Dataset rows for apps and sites

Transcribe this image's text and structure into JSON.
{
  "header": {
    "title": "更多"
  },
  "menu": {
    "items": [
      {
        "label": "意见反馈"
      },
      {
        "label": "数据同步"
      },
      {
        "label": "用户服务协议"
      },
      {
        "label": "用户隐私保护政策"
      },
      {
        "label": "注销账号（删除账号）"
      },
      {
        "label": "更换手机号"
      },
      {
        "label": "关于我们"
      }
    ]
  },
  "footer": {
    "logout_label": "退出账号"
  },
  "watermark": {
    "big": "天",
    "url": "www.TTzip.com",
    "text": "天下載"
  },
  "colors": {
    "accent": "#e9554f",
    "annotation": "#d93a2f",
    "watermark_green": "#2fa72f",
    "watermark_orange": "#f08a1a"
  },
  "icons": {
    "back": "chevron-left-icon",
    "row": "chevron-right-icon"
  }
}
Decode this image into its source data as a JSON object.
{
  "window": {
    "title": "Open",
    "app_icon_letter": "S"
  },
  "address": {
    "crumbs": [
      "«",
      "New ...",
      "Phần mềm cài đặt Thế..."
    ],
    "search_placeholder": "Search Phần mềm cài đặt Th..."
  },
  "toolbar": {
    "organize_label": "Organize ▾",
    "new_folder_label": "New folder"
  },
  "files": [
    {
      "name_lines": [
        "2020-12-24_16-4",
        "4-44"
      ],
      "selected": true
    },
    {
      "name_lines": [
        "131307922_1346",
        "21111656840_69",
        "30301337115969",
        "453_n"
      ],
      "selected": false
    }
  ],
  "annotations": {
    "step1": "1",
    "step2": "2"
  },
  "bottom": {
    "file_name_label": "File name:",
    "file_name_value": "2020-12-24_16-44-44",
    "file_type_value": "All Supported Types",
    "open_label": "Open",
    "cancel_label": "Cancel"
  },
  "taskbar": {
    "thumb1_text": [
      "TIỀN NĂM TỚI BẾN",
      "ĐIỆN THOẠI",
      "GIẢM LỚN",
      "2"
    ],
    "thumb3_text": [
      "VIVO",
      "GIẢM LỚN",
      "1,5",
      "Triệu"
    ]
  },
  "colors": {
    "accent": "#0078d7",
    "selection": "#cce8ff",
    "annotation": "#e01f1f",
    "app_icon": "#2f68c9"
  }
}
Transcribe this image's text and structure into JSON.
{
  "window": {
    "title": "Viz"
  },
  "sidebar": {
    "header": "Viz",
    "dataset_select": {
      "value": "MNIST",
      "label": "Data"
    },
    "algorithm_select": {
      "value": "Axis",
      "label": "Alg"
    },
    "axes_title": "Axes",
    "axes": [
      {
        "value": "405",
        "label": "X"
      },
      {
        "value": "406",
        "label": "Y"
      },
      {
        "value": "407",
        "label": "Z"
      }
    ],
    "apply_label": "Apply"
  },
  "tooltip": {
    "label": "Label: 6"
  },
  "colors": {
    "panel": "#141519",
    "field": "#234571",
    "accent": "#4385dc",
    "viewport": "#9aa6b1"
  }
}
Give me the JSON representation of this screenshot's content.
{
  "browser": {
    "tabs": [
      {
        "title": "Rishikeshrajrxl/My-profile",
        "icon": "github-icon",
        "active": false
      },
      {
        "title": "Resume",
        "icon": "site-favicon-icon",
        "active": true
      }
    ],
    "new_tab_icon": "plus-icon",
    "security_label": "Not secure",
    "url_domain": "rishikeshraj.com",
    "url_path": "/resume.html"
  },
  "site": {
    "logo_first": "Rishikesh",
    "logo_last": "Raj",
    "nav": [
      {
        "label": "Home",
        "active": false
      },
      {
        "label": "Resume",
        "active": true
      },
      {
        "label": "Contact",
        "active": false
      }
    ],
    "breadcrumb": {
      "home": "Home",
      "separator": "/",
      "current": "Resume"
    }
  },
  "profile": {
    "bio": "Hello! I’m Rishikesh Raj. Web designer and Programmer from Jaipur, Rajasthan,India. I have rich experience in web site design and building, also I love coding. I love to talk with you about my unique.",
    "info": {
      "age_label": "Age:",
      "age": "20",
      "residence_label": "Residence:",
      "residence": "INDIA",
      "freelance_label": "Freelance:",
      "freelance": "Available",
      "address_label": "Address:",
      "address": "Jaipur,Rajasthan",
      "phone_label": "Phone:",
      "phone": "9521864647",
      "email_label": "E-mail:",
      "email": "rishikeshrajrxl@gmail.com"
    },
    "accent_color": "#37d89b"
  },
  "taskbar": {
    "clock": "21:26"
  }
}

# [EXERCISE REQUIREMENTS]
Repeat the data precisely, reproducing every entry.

# [WRITTEN SOLUTION]
Transcribe this image's text and structure into JSON.
{
  "header": {
    "title": "更多"
  },
  "menu": {
    "items": [
      {
        "label": "意见反馈"
      },
      {
        "label": "数据同步"
      },
      {
        "label": "用户服务协议"
      },
      {
        "label": "用户隐私保护政策"
      },
      {
        "label": "注销账号（删除账号）"
      },
      {
        "label": "更换手机号"
      },
      {
        "label": "关于我们"
      }
    ]
  },
  "footer": {
    "logout_label": "退出账号"
  },
  "watermark": {
    "big": "天",
    "url": "www.TTzip.com",
    "text": "天下載"
  },
  "colors": {
    "accent": "#e9554f",
    "annotation": "#d93a2f",
    "watermark_green": "#2fa72f",
    "watermark_orange": "#f08a1a"
  },
  "icons": {
    "back": "chevron-left-icon",
    "row": "chevron-right-icon"
  }
}
Decode this image into its source data as a JSON object.
{
  "window": {
    "title": "Open",
    "app_icon_letter": "S"
  },
  "address": {
    "crumbs": [
      "«",
      "New ...",
      "Phần mềm cài đặt Thế..."
    ],
    "search_placeholder": "Search Phần mềm cài đặt Th..."
  },
  "toolbar": {
    "organize_label": "Organize ▾",
    "new_folder_label": "New folder"
  },
  "files": [
    {
      "name_lines": [
        "2020-12-24_16-4",
        "4-44"
      ],
      "selected": true
    },
    {
      "name_lines": [
        "131307922_1346",
        "21111656840_69",
        "30301337115969",
        "453_n"
      ],
      "selected": false
    }
  ],
  "annotations": {
    "step1": "1",
    "step2": "2"
  },
  "bottom": {
    "file_name_label": "File name:",
    "file_name_value": "2020-12-24_16-44-44",
    "file_type_value": "All Supported Types",
    "open_label": "Open",
    "cancel_label": "Cancel"
  },
  "taskbar": {
    "thumb1_text": [
      "TIỀN NĂM TỚI BẾN",
      "ĐIỆN THOẠI",
      "GIẢM LỚN",
      "2"
    ],
    "thumb3_text": [
      "VIVO",
      "GIẢM LỚN",
      "1,5",
      "Triệu"
    ]
  },
  "colors": {
    "accent": "#0078d7",
    "selection": "#cce8ff",
    "annotation": "#e01f1f",
    "app_icon": "#2f68c9"
  }
}
Transcribe this image's text and structure into JSON.
{
  "window": {
    "title": "Viz"
  },
  "sidebar": {
    "header": "Viz",
    "dataset_select": {
      "value": "MNIST",
      "label": "Data"
    },
    "algorithm_select": {
      "value": "Axis",
      "label": "Alg"
    },
    "axes_title": "Axes",
    "axes": [
      {
        "value": "405",
        "label": "X"
      },
      {
        "value": "406",
        "label": "Y"
      },
      {
        "value": "407",
        "label": "Z"
      }
    ],
    "apply_label": "Apply"
  },
  "tooltip": {
    "label": "Label: 6"
  },
  "colors": {
    "panel": "#141519",
    "field": "#234571",
    "accent": "#4385dc",
    "viewport": "#9aa6b1"
  }
}
Give me the JSON representation of this screenshot's content.
{
  "browser": {
    "tabs": [
      {
        "title": "Rishikeshrajrxl/My-profile",
        "icon": "github-icon",
        "active": false
      },
      {
        "title": "Resume",
        "icon": "site-favicon-icon",
        "active": true
      }
    ],
    "new_tab_icon": "plus-icon",
    "security_label": "Not secure",
    "url_domain": "rishikeshraj.com",
    "url_path": "/resume.html"
  },
  "site": {
    "logo_first": "Rishikesh",
    "logo_last": "Raj",
    "nav": [
      {
        "label": "Home",
        "active": false
      },
      {
        "label": "Resume",
        "active": true
      },
      {
        "label": "Contact",
        "active": false
      }
    ],
    "breadcrumb": {
      "home": "Home",
      "separator": "/",
      "current": "Resume"
    }
  },
  "profile": {
    "bio": "Hello! I’m Rishikesh Raj. Web designer and Programmer from Jaipur, Rajasthan,India. I have rich experience in web site design and building, also I love coding. I love to talk with you about my unique.",
    "info": {
      "age_label": "Age:",
      "age": "20",
      "residence_label": "Residence:",
      "residence": "INDIA",
      "freelance_label": "Freelance:",
      "freelance": "Available",
      "address_label": "Address:",
      "address": "Jaipur,Rajasthan",
      "phone_label": "Phone:",
      "phone": "9521864647",
      "email_label": "E-mail:",
      "email": "rishikeshrajrxl@gmail.com"
    },
    "accent_color": "#37d89b"
  },
  "taskbar": {
    "clock": "21:26"
  }
}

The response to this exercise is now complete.